Unlike most of your readers, who are probably young, fit and athletic, I’m 58, 16 stone and thoroughly unfit from 30 years of deskwork! But I recently bought a GT Avalanche 1.0 Disc (21.5″ frame) and really enjoy riding it on trails like Llandegla. I’m never going to cycle competitively, but I enjoy the fresh air, scenery and exercise.
Comfort is more important than speed. However, being 6’4″ tall means having the seatpost up high to get proper leg extension, but then my bodyweight all seems to be on my wrists, which quickly becomes uncomfortable, as well as my backside taking a pounding. Is this inevitable with mountain bike geometry and tall riders, or might a different bike be the answer? I might buy a full-susser if the riding position was more upright and comfortable but am loathe to spend up to £1500 unless I’d solve the problems. Can you suggest bikes I should try. Or should I save myself £1480 and buy a suspension seatpost?
John Chambers, Wirral
Before splashing out on a new bike there may be a few things you can do to improve the position on the bike you have. Basically the problems you describe suggest that the drop between your saddle and you handle bars is too great. This is throwing too much weight on to your wrists and causing your pelvis to rotate forwards making your saddle feel uncomfortable As you identify you need a more upright position. If your bike hasn’t already got them try fitting a high-rise stem and riser bars this will reduce the drop. Ultimately though if the bike is the wrong size for you nothing will give you the correct position without severely affecting your bike handling. Don’t feel you are limited to full-sussers for getting the more upright relaxed feel you are after as plenty of hard-tails offer a similar position. It’s certainly not inevitable that you will be uncomfortable on a bike with mountain bike geometry — particulary with the wide range of bike styles available. Do get advice and try out any bike before you buy it. Don’t bother with a suspension seat-post — it will mess up your pedalling and do nothing to improve your comfort until your position is sorted.
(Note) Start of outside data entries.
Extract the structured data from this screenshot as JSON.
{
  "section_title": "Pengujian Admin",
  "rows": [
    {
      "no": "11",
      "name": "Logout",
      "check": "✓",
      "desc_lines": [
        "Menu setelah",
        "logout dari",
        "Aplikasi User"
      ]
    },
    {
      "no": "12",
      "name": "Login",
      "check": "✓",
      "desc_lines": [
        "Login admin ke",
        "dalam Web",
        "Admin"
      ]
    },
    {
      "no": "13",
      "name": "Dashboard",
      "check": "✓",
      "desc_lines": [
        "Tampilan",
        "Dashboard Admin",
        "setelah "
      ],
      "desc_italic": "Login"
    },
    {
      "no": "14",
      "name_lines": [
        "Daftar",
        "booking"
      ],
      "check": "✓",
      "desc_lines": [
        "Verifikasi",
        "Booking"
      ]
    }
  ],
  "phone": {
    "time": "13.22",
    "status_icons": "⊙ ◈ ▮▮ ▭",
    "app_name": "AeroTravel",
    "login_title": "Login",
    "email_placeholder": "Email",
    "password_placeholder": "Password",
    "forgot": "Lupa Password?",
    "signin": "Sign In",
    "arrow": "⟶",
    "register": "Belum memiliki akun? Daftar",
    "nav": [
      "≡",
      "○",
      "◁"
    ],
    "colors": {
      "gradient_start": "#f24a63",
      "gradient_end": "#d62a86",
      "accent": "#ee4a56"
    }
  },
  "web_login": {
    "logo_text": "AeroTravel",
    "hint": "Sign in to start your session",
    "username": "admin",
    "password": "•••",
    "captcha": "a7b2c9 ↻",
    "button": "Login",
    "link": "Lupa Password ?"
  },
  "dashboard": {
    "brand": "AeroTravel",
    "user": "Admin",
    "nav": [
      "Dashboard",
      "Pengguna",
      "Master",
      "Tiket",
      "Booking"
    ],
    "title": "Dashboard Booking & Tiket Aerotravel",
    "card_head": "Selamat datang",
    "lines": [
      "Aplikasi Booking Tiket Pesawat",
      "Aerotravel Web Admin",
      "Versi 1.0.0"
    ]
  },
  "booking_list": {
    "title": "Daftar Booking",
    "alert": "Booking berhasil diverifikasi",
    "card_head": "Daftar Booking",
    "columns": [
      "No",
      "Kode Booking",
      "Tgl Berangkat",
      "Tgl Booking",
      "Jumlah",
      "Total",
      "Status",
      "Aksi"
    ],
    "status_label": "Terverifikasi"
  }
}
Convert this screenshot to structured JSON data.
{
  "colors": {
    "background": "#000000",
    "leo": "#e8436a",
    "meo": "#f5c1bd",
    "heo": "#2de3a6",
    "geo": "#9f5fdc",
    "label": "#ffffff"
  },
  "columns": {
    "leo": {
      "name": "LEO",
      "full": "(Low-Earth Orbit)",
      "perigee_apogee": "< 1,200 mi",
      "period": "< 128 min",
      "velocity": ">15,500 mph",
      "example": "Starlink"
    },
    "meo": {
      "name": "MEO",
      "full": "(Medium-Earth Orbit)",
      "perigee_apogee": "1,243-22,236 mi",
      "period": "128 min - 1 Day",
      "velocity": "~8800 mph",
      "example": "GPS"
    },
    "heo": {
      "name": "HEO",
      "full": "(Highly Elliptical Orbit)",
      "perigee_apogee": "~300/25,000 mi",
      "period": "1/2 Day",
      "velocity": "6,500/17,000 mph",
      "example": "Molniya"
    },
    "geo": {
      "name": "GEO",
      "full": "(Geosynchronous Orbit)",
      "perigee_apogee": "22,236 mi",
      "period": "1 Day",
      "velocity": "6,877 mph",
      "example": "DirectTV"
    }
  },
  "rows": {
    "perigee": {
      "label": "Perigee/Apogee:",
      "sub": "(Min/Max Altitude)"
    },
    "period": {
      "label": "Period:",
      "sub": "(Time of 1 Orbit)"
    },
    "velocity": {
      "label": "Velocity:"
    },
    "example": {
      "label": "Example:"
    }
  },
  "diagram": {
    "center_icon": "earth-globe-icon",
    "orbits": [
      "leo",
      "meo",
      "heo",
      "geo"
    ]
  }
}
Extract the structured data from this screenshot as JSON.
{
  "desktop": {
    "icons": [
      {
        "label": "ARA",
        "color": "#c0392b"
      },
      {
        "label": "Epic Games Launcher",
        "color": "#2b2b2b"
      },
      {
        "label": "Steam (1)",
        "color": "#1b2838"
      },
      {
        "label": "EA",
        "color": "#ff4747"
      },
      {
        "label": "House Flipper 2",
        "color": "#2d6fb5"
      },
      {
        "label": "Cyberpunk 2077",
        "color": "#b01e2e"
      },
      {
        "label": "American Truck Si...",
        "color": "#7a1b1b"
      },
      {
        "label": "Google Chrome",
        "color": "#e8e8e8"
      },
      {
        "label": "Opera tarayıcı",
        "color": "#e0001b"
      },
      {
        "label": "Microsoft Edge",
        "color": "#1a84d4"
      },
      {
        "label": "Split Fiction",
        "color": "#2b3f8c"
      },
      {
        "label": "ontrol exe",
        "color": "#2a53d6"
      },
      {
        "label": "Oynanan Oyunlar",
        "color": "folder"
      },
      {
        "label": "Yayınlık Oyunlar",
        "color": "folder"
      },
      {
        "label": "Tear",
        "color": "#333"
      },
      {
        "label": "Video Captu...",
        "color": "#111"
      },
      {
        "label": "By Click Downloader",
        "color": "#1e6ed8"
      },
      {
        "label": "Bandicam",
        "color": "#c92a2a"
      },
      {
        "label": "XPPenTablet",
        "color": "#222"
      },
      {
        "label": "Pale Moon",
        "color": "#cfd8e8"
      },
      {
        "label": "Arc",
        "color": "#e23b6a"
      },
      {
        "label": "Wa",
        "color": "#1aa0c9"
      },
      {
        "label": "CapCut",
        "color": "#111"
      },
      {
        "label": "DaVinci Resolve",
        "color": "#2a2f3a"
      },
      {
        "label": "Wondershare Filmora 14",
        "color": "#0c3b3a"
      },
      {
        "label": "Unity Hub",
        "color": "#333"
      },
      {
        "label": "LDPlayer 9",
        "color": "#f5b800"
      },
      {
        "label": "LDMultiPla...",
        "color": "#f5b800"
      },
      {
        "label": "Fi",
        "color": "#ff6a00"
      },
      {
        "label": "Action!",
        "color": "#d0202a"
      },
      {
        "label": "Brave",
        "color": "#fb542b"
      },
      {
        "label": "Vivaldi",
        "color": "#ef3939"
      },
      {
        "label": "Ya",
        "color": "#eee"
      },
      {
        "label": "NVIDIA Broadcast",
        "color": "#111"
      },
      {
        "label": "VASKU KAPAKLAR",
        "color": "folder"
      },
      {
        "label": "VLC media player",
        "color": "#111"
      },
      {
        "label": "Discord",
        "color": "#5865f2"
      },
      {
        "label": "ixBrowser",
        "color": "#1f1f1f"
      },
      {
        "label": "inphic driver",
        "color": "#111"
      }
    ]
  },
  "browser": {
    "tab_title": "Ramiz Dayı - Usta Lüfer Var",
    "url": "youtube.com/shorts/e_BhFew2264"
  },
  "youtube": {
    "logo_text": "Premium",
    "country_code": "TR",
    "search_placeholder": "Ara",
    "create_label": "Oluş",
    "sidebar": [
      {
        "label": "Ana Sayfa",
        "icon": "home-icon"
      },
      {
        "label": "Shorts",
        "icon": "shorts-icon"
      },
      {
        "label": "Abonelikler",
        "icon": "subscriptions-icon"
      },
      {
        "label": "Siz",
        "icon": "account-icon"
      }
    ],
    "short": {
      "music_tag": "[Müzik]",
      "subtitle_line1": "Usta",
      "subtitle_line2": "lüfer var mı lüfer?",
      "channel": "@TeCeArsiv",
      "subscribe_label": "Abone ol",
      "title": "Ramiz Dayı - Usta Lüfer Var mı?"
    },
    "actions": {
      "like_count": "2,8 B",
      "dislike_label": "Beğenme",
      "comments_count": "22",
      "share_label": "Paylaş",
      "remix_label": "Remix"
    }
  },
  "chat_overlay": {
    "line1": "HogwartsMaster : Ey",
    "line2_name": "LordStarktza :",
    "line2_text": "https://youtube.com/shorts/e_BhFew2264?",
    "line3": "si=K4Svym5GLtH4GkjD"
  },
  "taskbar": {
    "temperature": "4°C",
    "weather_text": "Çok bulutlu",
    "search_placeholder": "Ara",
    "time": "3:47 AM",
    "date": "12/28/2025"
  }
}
Just worn out?
I have a 58-year-old body, which is slightly worn, and a Specialized XC, which is just fine. Recent XC rides, particularly February’s Talgarth Red in very wet, energy-sapping conditions leave me feeling particularly and worryingly exhausted. I seem to be OK with the short, hard and technical sections but interestingly found the on-road, constant output, section at the end tiring. The day after Talgarth I had a headache, which I have experienced before and I presume might be related to dehydration, and I still felt too exhausted to ride again. I had pasta the night before, ate porridge in the morning and drank energy drink during the ride. During the ride I ate a couple of banana sandwiches and 1.5 energy bars. I am weigh about 64kg, which is average for my height. I don’t ride every day but in the best weeks in the good weather months I will ride about 40 miles to & from work and have an evening group ride of perhaps 15 miles. I will ride a demanding XC ride once a month. In the summer I ride hard off-roads in the Alps. What do you think the reasons for the exhausted feeling and the headaches might be and what do you think I can do about it?
Maurice (Bart) Bartishel, Kenilworth
I think this is one best addressed to your GP. From what you say you are doing most things right, eating well, staying hydrated and having easy days between your hard days of riding. Nothing obvious stands out as a cause of your fatigue and headaches. It could simply be a case of you placing higher demands on your body than it is fit to cope with — a long tough ride in the wet leaves even the hardiest of riders feeling knackered. However as you refer to your fatigue as worrying it is obviously worse than you are used to, or expect for the type of riding you do. Sometimes riders suffer “over-training” if they ride too much with insuffient time for recovery. Feeling as you do a couple of weeks completely off the bike would be a good idea then start building back up slowly. Fatigue can have any number of factors. A quick chat with the docs should help put your mind at rest and they may be able to suggest a cause. It would be irresponsible of us to try and hazard a guess or suggest a quick fix on the information you’ve given us.
Whenever I go in my local bike shop I’m confronted by racks of energy bars and jars of powder, what I’m wondering is do I really need an energy bar that costs a quid? Does a mars bar and a bottle of squash get the same result for a fraction of the price?
N. Rice, Preston
Sports drinks and energy bars are specifically designed for getting you the right balance of fuel in a highly absorbable package that works when you are riding hard. For racers the balance of performance over cost makes them worthwhile. They definitely do have the edge over a mars bar when you are pushing to your limits. However if you are just hacking about you can get by without and for casual riding palatability is more of an issue; if you are racing you don’t give a monkey’s about the taste because your taste buds have gone into meltdown and everything tastes rank. Even so there are better alternatives to a Mars bar, which are still cheap and taste good. Malt loaf, cereal bars, banana’s, jam and peanut butter sandwiches all work well. An energy drink is probably more useful if you are tempted to part with some cash. For long rides or hot days they help with supplying energy and replacing the salts lost through sweat keeping your body in balance. This can help prevent cramps and dehydration — you will notice the difference if you are riding moderately hard for an hour or more.